I have done around two hundred blogs. This has turned out to be one of the strangest. Let me tell you why.
I came across a piece of writing that impressed me. 'The Rule of Life' a homily apparently originating from the Old Saint Paul's Church in Baltimore and dated 1692. (I discovered it in a 1972 book called 'Top Pops' Book of Common Sense' by a Mr Neil Prendercost.) I marvelled at the wisdom emanating from all those years ago. I viewed American history in a new light.
Unfortunately I discover the 'poem' is actually Desiderata, by lawyer Max Ehrmann (1872-1945) of Terre Haute, Indiana, written probably in the 1920's ( Desiderata is Latin and means 'things that are yearned for'.) Used by the Reverend Frederick Kates in 1959 to 'inspire' his congregation, the myth concerning its origin gained credence when it was found amongst the personal papers of a deceased American politician, Adlai Stevenson in 1965. (Evidently Star Trek creator Gene Roddenberry kept a copy in his office. It was also the words used in a 1971 hit pop record by Les Crane for which he received a 'Grammy' for 'best spoken word recording'.)
I also noticed this work highlighted in a rather right wing Christian American blog, obviously accepted as an original piece. (quoted as from 1693.)
In a way I am pleased that I was initially gullible enough to be taken in concerning its authenticity. For cynicism in life is to be avoided where possible. But it does make you wonder where exactly we draw the line when we are given information. (Is it a coincidence that Mr Stevenson was a politician or is that me now being cynical!)
Another strange twist to the story. I found the original recording by Les Crane. I thought some of you might like to hear it so I pasted it from Utube onto the rough copy of this blog. Lo and behold, it has been removed from both Utube and my rough copy blog by the powers to be, something to do with copyright. (My reproducing it had no financial application plus I marvel at the ability to do such a thing.

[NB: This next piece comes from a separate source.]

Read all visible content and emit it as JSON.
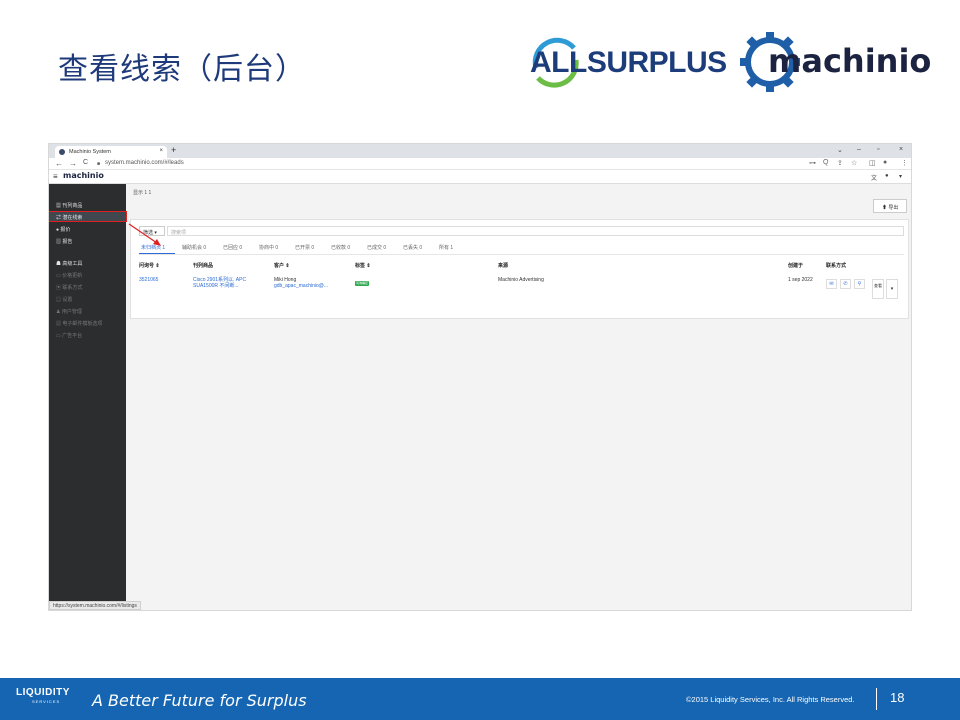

Amazing, and not a little alarming, this modern technology.) But I found at least two more interpretations you may or may not like. One at least was totally irreverent and I would not wish to offend though neither am I particularly into censorship. Of any case I finished up with two playing simultaneously and unstoppably so! I swear there is something eerily haunting about Desiderata. Hopefully one remains on this blog for your bemused perusal. All in all this blog has been an eye opener for me. Any comments very welcome. I would also love to know how many of my readers, particularly in the USA knew Desiderata was not all that it seemed.

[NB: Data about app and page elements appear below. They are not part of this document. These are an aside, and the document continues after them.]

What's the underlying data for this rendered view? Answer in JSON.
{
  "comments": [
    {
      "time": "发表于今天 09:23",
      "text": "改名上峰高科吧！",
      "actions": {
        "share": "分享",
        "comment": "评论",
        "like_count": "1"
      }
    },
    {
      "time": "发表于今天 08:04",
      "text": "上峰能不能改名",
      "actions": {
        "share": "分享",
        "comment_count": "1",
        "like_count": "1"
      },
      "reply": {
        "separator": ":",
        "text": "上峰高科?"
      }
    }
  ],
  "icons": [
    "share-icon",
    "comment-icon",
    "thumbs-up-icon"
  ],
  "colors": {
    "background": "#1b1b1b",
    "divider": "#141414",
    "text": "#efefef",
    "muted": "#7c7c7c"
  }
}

And despite everything I consider 'Desiderata' well worth reading, despite its checkered history.